Customer Story: Kenya National Highway Authority Reduces Cargo Transport Time
Kenya National Highway Authority (KeNHA) reduces the cargo transport time from Mombasa to Malaba with automated weighbridge technology installed by SGS.
The Northern Corridor is an 8,800 km road through Kenya, which acts as a major gateway to the landlocked countries of Uganda, Rwanda, Burundi, the Democratic Republic of Congo, South Sudan and northern Tanzania.
Axle load weighbridges on the Northern Corridor are required to monitor the weight of cargo loads and protect the highway against damage from overloaded trucks. However, until recently, a cargo truck travelling from Mombasa to Malaba would take at least six days – two days for travel and four days to stop at each of the multiple weighbridges scattered along the route.
Reducing travel time and congestion
To find an innovative solution to reducing travel time and congestion, while ensuring weight allowances are adhered to, KeNHA appointed SGS.
SGS was contracted to upgrade and manage the network of weighbridges throughout Kenya to enhance road safety, facilitate trade by decongesting weighbridge stations and improve data generation and collection.
An innovative solution
SGS installed advanced technology, such as High Speed Weighing in Motion (HSWIM) systems, which removes human discretion from weighbridge operation. With underground sensors imbedded in the road, HSWIM automatically detects trucks that weigh more than the legal limit, selecting them for static weighing.
As the HSWIM system can weigh trucks as they move normally on the highway, the need to stop each and every truck has been drastically reduced. From the Port of Mombasa through the Mariakani, Athi River, Gilgil and Webuye weighbridges, truck drivers are no longer stopped unless they exceed legal weight limits.
Isaac Wanjohi, the SGS weighbridge manager at the Gilgil weighbridge station in Nakuru County, said: “The technology recently became operational at Gilgil, which was a location notorious for causing massive traffic snarl-ups. Now, the HSWIM sensor only directs trucks that are carrying more than the legal weight limit to the static scale for confirmation. All other trucks are allowed to continue their journey without having to turn into the weigh station.”
“If a driver decides to transgress by failing to pass through the HSWIM screening lane, a police officer directs the driver to pass through a static scale for confirmation. Those found to have violated the legal weight limit are taken to court where they are charged and fined accordingly.”
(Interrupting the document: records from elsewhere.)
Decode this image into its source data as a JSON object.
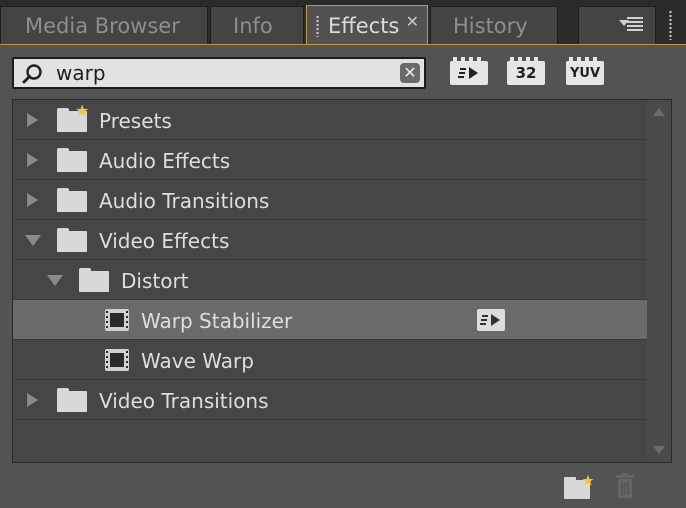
{
  "tabs": [
    {
      "label": "Media Browser",
      "active": false
    },
    {
      "label": "Info",
      "active": false
    },
    {
      "label": "Effects",
      "active": true
    },
    {
      "label": "History",
      "active": false
    }
  ],
  "search": {
    "value": "warp",
    "placeholder": ""
  },
  "filters": {
    "accelerated": "",
    "bit32": "32",
    "yuv": "YUV"
  },
  "tree": {
    "presets": "Presets",
    "audio_effects": "Audio Effects",
    "audio_transitions": "Audio Transitions",
    "video_effects": "Video Effects",
    "distort": "Distort",
    "warp_stabilizer": "Warp Stabilizer",
    "wave_warp": "Wave Warp",
    "video_transitions": "Video Transitions"
  },
  "colors": {
    "accent": "#c19a3f",
    "panel": "#535353",
    "selected": "#6a6a6a"
  }
}
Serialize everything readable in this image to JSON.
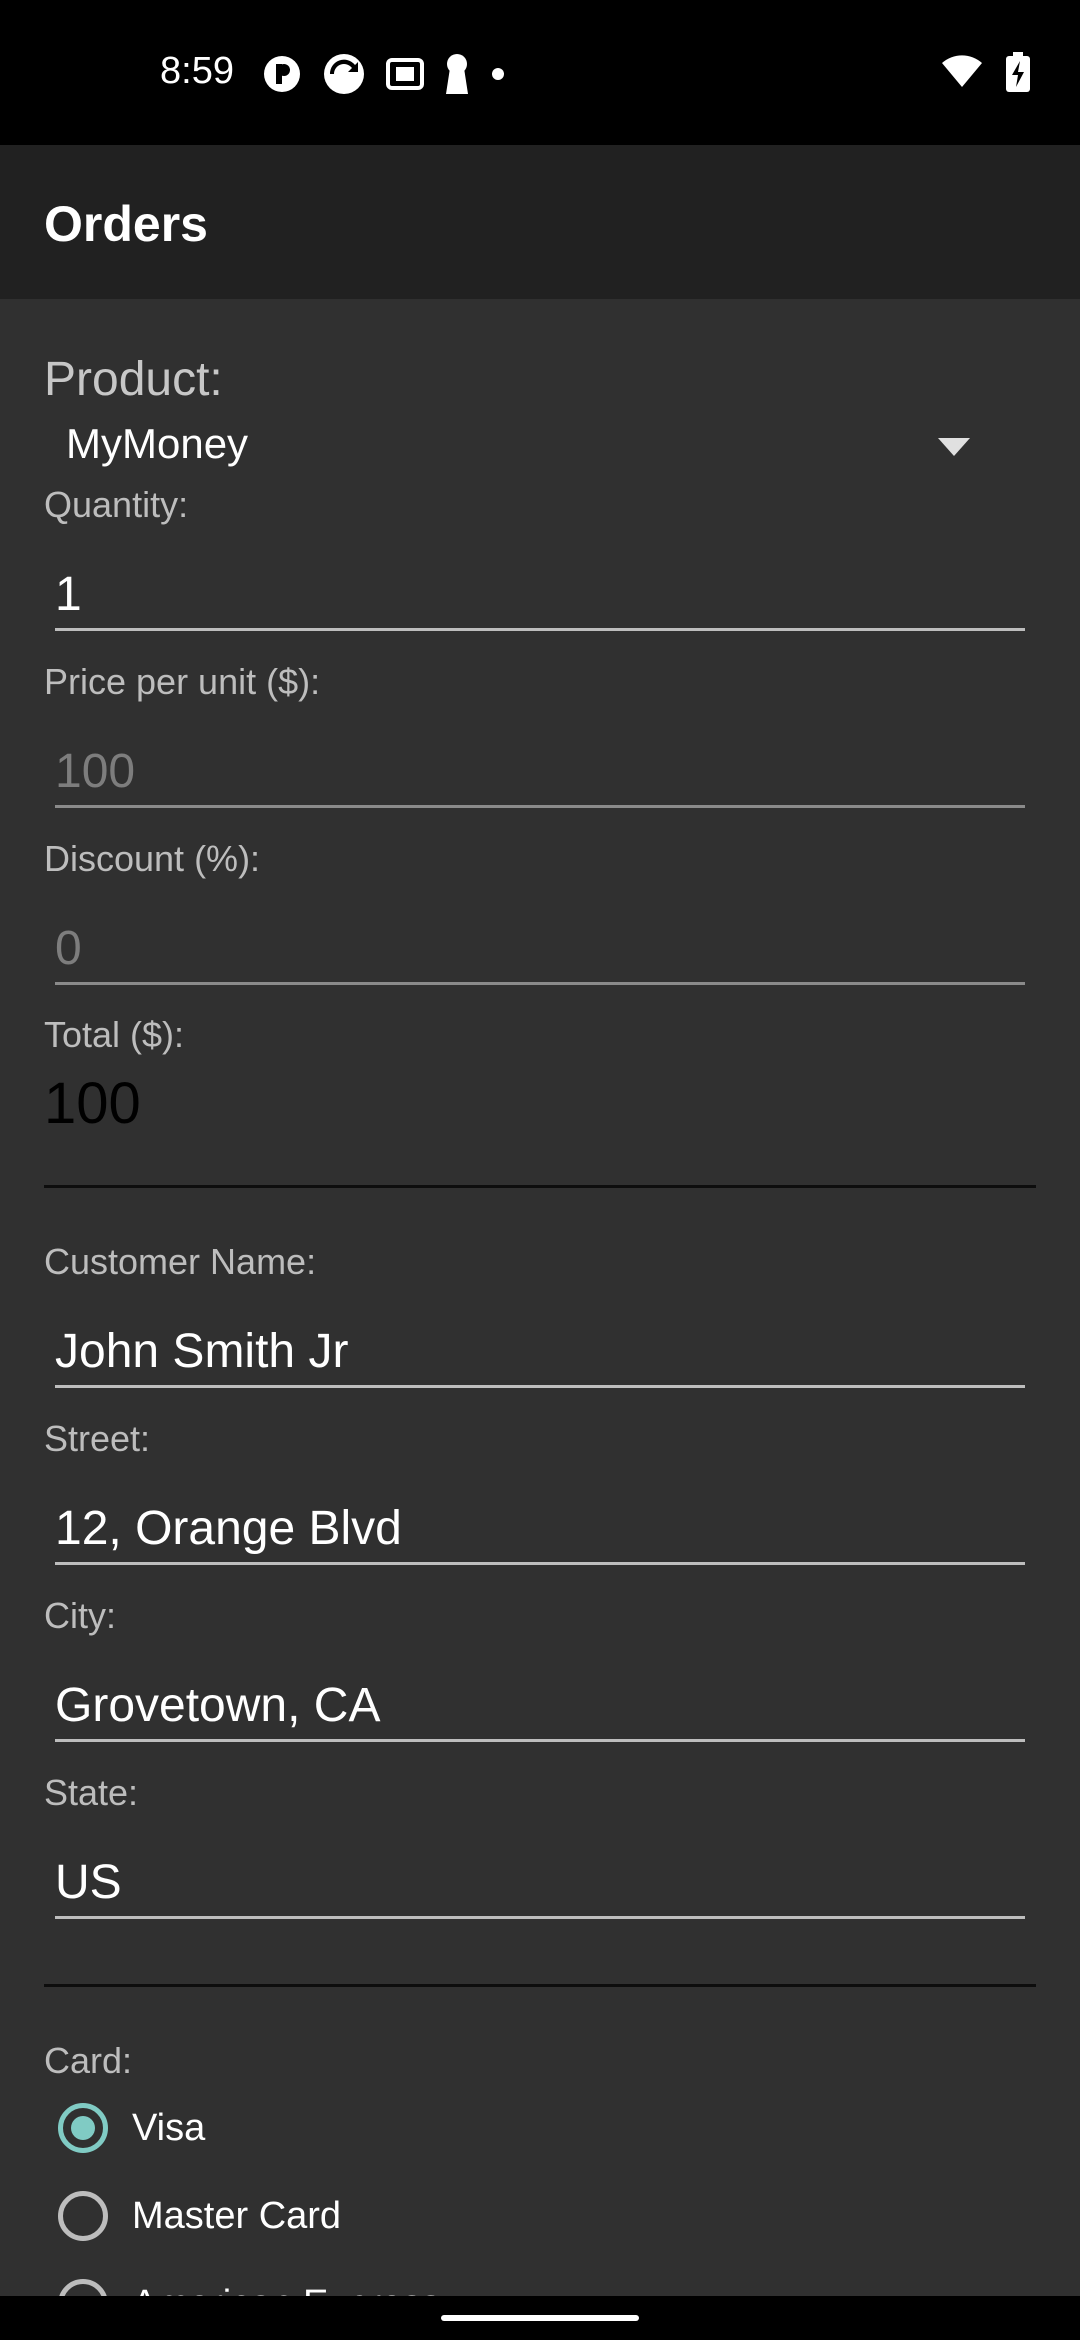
{
  "status": {
    "time": "8:59"
  },
  "appbar": {
    "title": "Orders"
  },
  "product": {
    "label": "Product:",
    "selected": "MyMoney"
  },
  "quantity": {
    "label": "Quantity:",
    "value": "1"
  },
  "price": {
    "label": "Price per unit ($):",
    "value": "100"
  },
  "discount": {
    "label": "Discount (%):",
    "value": "0"
  },
  "total": {
    "label": "Total ($):",
    "value": "100"
  },
  "customer": {
    "name_label": "Customer Name:",
    "name_value": "John Smith Jr",
    "street_label": "Street:",
    "street_value": "12, Orange Blvd",
    "city_label": "City:",
    "city_value": "Grovetown, CA",
    "state_label": "State:",
    "state_value": "US"
  },
  "card": {
    "label": "Card:",
    "options": [
      {
        "label": "Visa",
        "checked": true
      },
      {
        "label": "Master Card",
        "checked": false
      },
      {
        "label": "American Express",
        "checked": false
      }
    ]
  },
  "colors": {
    "accent": "#80cbc4",
    "background": "#303030",
    "appbar": "#212121"
  }
}
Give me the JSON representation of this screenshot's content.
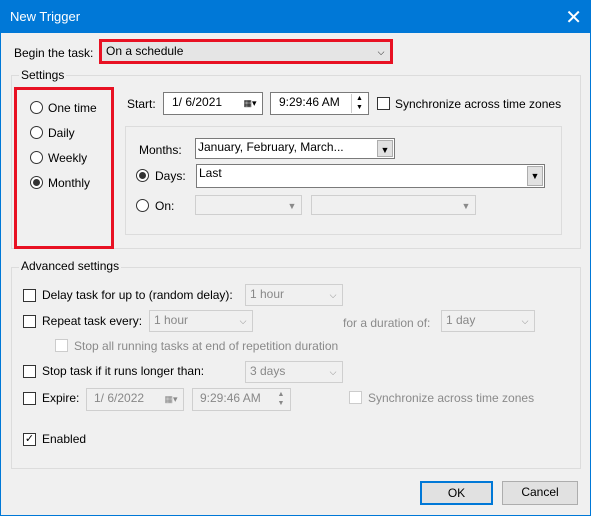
{
  "window": {
    "title": "New Trigger",
    "close_icon": "close-icon"
  },
  "begin": {
    "label": "Begin the task:",
    "value": "On a schedule"
  },
  "settings": {
    "label": "Settings",
    "radios": [
      {
        "label": "One time",
        "checked": false
      },
      {
        "label": "Daily",
        "checked": false
      },
      {
        "label": "Weekly",
        "checked": false
      },
      {
        "label": "Monthly",
        "checked": true
      }
    ],
    "start_label": "Start:",
    "start_date": "1/ 6/2021",
    "start_time": "9:29:46 AM",
    "sync_label": "Synchronize across time zones",
    "months_label": "Months:",
    "months_value": "January, February, March...",
    "days_label": "Days:",
    "days_value": "Last",
    "on_label": "On:"
  },
  "advanced": {
    "label": "Advanced settings",
    "delay_label": "Delay task for up to (random delay):",
    "delay_value": "1 hour",
    "repeat_label": "Repeat task every:",
    "repeat_value": "1 hour",
    "duration_label": "for a duration of:",
    "duration_value": "1 day",
    "stop_all_label": "Stop all running tasks at end of repetition duration",
    "stop_label": "Stop task if it runs longer than:",
    "stop_value": "3 days",
    "expire_label": "Expire:",
    "expire_date": "1/ 6/2022",
    "expire_time": "9:29:46 AM",
    "expire_sync_label": "Synchronize across time zones",
    "enabled_label": "Enabled",
    "enabled": true
  },
  "buttons": {
    "ok": "OK",
    "cancel": "Cancel"
  },
  "colors": {
    "title_bar": "#0078d7",
    "highlight": "#e81123"
  }
}
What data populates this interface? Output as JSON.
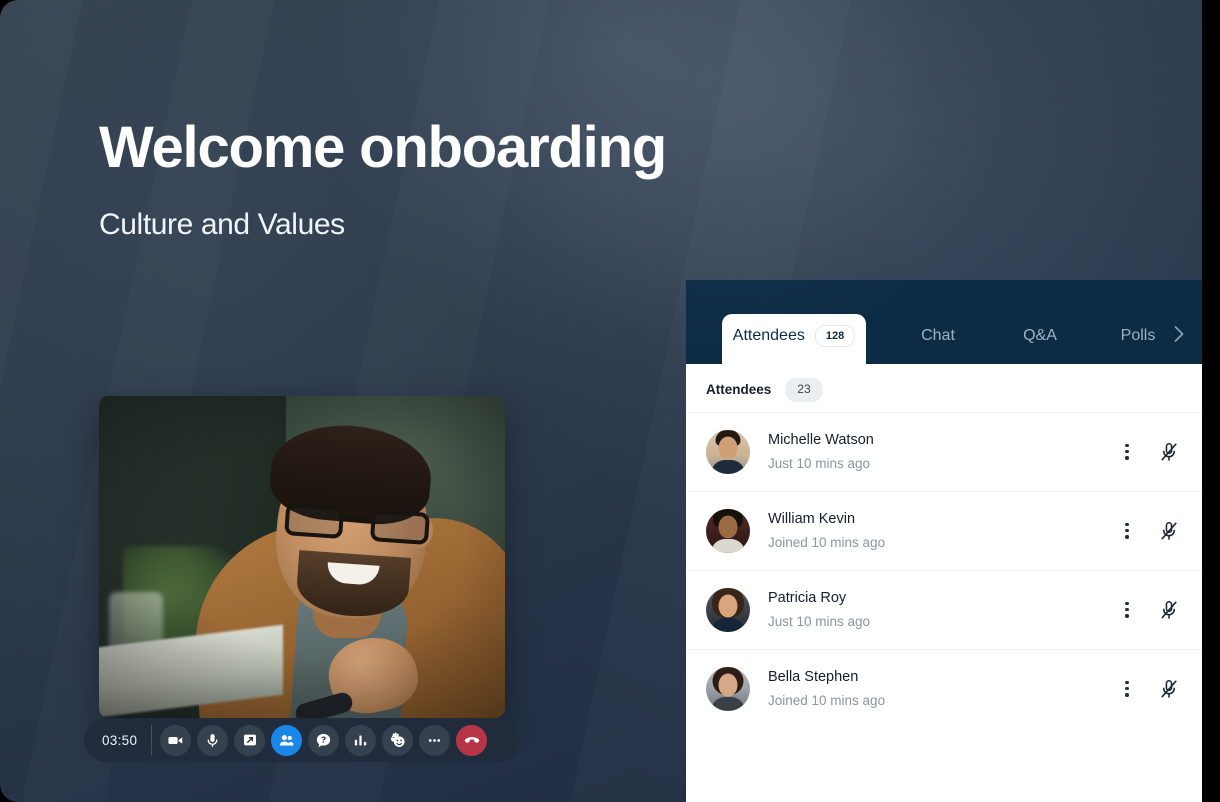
{
  "hero": {
    "title": "Welcome onboarding",
    "subtitle": "Culture and Values"
  },
  "video": {
    "timer": "03:50",
    "controls": [
      {
        "name": "camera",
        "icon": "video-camera-icon",
        "state": "default"
      },
      {
        "name": "microphone",
        "icon": "microphone-icon",
        "state": "default"
      },
      {
        "name": "share-screen",
        "icon": "share-screen-icon",
        "state": "default"
      },
      {
        "name": "participants",
        "icon": "people-icon",
        "state": "active"
      },
      {
        "name": "question-answer",
        "icon": "question-bubble-icon",
        "state": "default"
      },
      {
        "name": "polls",
        "icon": "bar-chart-icon",
        "state": "default"
      },
      {
        "name": "reactions",
        "icon": "raised-hand-smiley-icon",
        "state": "default"
      },
      {
        "name": "more-options",
        "icon": "ellipsis-icon",
        "state": "default"
      },
      {
        "name": "end-call",
        "icon": "phone-hangup-icon",
        "state": "danger"
      }
    ]
  },
  "panel": {
    "tabs": [
      {
        "label": "Attendees",
        "badge": "128",
        "active": true
      },
      {
        "label": "Chat",
        "badge": "",
        "active": false
      },
      {
        "label": "Q&A",
        "badge": "",
        "active": false
      },
      {
        "label": "Polls",
        "badge": "",
        "active": false
      }
    ],
    "next_icon": "chevron-right-icon",
    "list": {
      "header_label": "Attendees",
      "header_count": "23",
      "rows": [
        {
          "name": "Michelle Watson",
          "status": "Just 10 mins ago",
          "mic": "muted"
        },
        {
          "name": "William Kevin",
          "status": "Joined 10 mins ago",
          "mic": "muted"
        },
        {
          "name": "Patricia Roy",
          "status": "Just 10 mins ago",
          "mic": "muted"
        },
        {
          "name": "Bella Stephen",
          "status": "Joined 10 mins ago",
          "mic": "muted"
        }
      ]
    }
  },
  "colors": {
    "background_top": "#33414f",
    "background_bottom": "#1d2b41",
    "panel_header": "#0c2b45",
    "accent_blue": "#1a87e8",
    "danger_red": "#b73547",
    "panel_body": "#ffffff"
  }
}
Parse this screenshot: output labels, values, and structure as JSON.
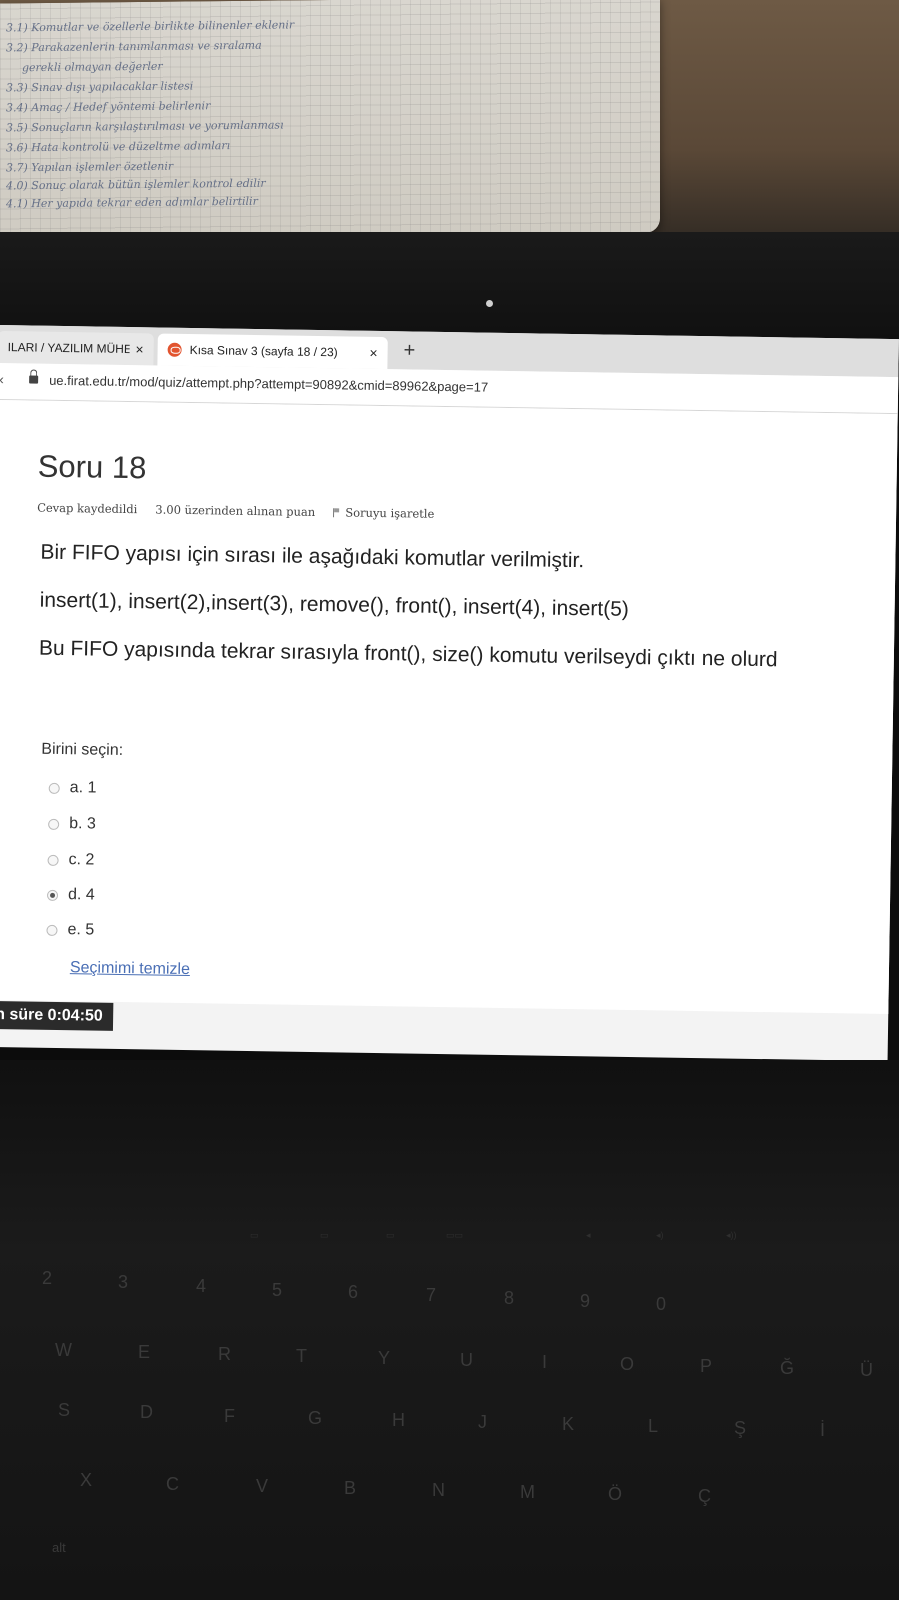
{
  "browser": {
    "tabs": [
      {
        "label": "ILARI / YAZILIM MÜHEN",
        "close": "×"
      },
      {
        "label": "Kısa Sınav 3 (sayfa 18 / 23)",
        "close": "×"
      }
    ],
    "new_tab": "+",
    "url": "ue.firat.edu.tr/mod/quiz/attempt.php?attempt=90892&cmid=89962&page=17"
  },
  "question": {
    "title": "Soru 18",
    "status": "Cevap kaydedildi",
    "points": "3.00 üzerinden alınan puan",
    "flag_label": "Soruyu işaretle",
    "line1": "Bir FIFO yapısı için sırası ile aşağıdaki komutlar verilmiştir.",
    "line2": "insert(1), insert(2),insert(3), remove(), front(), insert(4), insert(5)",
    "line3": "Bu FIFO yapısında tekrar sırasıyla front(), size()  komutu verilseydi çıktı ne olurd"
  },
  "answer": {
    "prompt": "Birini seçin:",
    "options": [
      {
        "label": "a. 1",
        "selected": false
      },
      {
        "label": "b. 3",
        "selected": false
      },
      {
        "label": "c. 2",
        "selected": false
      },
      {
        "label": "d. 4",
        "selected": true
      },
      {
        "label": "e. 5",
        "selected": false
      }
    ],
    "clear_label": "Seçimimi temizle"
  },
  "timer": {
    "label": "n süre",
    "value": "0:04:50"
  },
  "notes": [
    "3.1) Komutlar ve özellerle birlikte bilinenler eklenir",
    "3.2) Parakazenlerin tanımlanması ve sıralama",
    "gerekli olmayan değerler",
    "3.3) Sınav dışı yapılacaklar listesi",
    "3.4) Amaç / Hedef yöntemi belirlenir",
    "3.5) Sonuçların karşılaştırılması ve yorumlanması",
    "3.6) Hata kontrolü ve düzeltme adımları",
    "3.7) Yapılan işlemler özetlenir",
    "4.0) Sonuç olarak bütün işlemler kontrol edilir",
    "4.1) Her yapıda tekrar eden adımlar belirtilir"
  ],
  "keyboard": {
    "row1": [
      "2",
      "3",
      "4",
      "5",
      "6",
      "7",
      "8",
      "9",
      "0"
    ],
    "row2": [
      "W",
      "E",
      "R",
      "T",
      "Y",
      "U",
      "I",
      "O",
      "P",
      "Ğ",
      "Ü"
    ],
    "row3": [
      "S",
      "D",
      "F",
      "G",
      "H",
      "J",
      "K",
      "L",
      "Ş",
      "İ"
    ],
    "row4": [
      "X",
      "C",
      "V",
      "B",
      "N",
      "M",
      "Ö",
      "Ç"
    ],
    "alt": "alt"
  }
}
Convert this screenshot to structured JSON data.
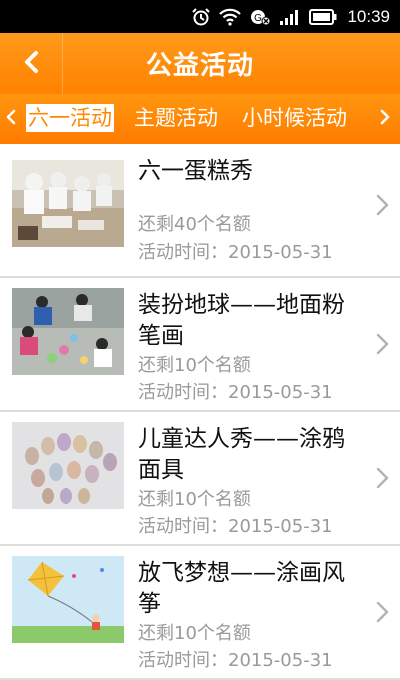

Robust weighbridge software has also been employed, which does not allow for manual entry or manipulation of weight results.
Muita Ngatia, KeNHA’s axle load control manager, explains: “The technology has reduced human contact and motivated motorists to comply with the rules, drastically reducing corruption at the weighbridges. Initially, it was the police who decided which vehicle to weigh at the static scale, but with the automatic system, there is no short cut. The system decides.”
Other innovative technology installed by SGS includes automatic number plate recognition cameras, cameras for automatically recording truck details at the weighbridges, traffic control equipment and systems, census loops and loggers, and lighting and security systems.
Static weighing has been improved by the installation of multideck scales that are highly accurate and offer fast axle group vehicle weight determination for law enforcement instead of weighing one axle at a time.
A closed-loop, one-direction weighbridge station layout controlled by barriers and automatic boom arms ensures that non-compliant trucks cannot exit the weighbridge station until they have complied with the legal weigh limits. Once they have complied the system automatically opens the exit control booms to allow the truck to leave the station.
The HSWIM system and traffic control systems were officially inaugurated by the Cabinet Secretary for Transport and Infrastructure at the Mariakani weighbridge in September 2014, before being extended to other locations along the Northern Corridor route.
In all, SGS Kenya operates 11 weighbridges on behalf of KeNHA. All technology upgrades were completed in May 2015, including a central weighbridge management system installed at the KeNHA headquarters where all weighbridge data is collected and stored and which KeNHA uses to monitor the weighbridge operations.
Muita Ngatia concludes: “The SGS system has reduced the cost of transporting cargo in the region as less time is wasted at the weighbridges. This means transporters can now make several trips in a week.”